Despite having success with the setting, the show still ended on a sour note. After the development and exploration of the lives of the five pageant competitors, the audience feels connected to them. These girls have been through hell and back, having dealt with abuse, violence, neglect, war and nearly every other imaginable horror. Finally, in cumulation of all this pain and growth, it is time to pick the winner of the pageant. With no clear winner yet, the girls are asked one final question; “What is another word for beauty?”
Here it is- the title of the play. This must be the moment that connects everything that has been shoved at the audience for the past two hours. The music swells. One by one the girls choose words that represent their struggles. “Family.” “Justice.” “Memory.” “Strength”. Finally, the underdog of the story, Luzmery (Danaya Esperanza), steps forward and says, “There is no other word for beauty”. And with that, Luzmery is crowned Queen, prison life recommences, and the audience is left with the thoroughly annoying need to figure out, “What the hell does that mean?”. That moment felt so important, so pivotal, that it should define the show. And it didn’t- like much of the rest of the show, it failed to make any sense.
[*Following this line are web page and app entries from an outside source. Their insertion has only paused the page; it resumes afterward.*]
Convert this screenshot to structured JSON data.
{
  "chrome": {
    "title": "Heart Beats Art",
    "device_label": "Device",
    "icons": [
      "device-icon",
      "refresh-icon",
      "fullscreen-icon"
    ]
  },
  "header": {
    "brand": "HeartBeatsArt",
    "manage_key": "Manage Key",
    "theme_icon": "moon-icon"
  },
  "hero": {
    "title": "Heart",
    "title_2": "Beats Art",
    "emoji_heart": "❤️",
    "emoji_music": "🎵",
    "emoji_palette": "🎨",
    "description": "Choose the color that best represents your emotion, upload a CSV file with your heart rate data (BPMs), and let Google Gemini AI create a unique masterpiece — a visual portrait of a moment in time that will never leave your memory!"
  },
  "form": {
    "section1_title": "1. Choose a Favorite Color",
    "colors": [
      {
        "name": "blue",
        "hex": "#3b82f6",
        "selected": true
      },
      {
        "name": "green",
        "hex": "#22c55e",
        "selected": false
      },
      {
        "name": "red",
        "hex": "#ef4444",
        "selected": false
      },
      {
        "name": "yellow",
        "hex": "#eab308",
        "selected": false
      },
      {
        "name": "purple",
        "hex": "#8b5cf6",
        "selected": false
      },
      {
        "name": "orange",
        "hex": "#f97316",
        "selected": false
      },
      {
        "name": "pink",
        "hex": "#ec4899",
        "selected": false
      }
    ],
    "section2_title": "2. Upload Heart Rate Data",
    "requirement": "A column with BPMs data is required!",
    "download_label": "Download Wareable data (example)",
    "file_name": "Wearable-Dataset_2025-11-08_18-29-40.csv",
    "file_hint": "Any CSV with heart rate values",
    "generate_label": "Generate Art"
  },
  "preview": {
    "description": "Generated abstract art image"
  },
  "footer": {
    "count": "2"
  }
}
Overall, the show was enjoyable. There were touching moments, funny moments, inspiring moments. But all together, it was not a success. There were too many things that just did not work. However, they say it is our flaws that make us beautiful. By that logic, “Another Word for Beauty” is the definition of beauty itself.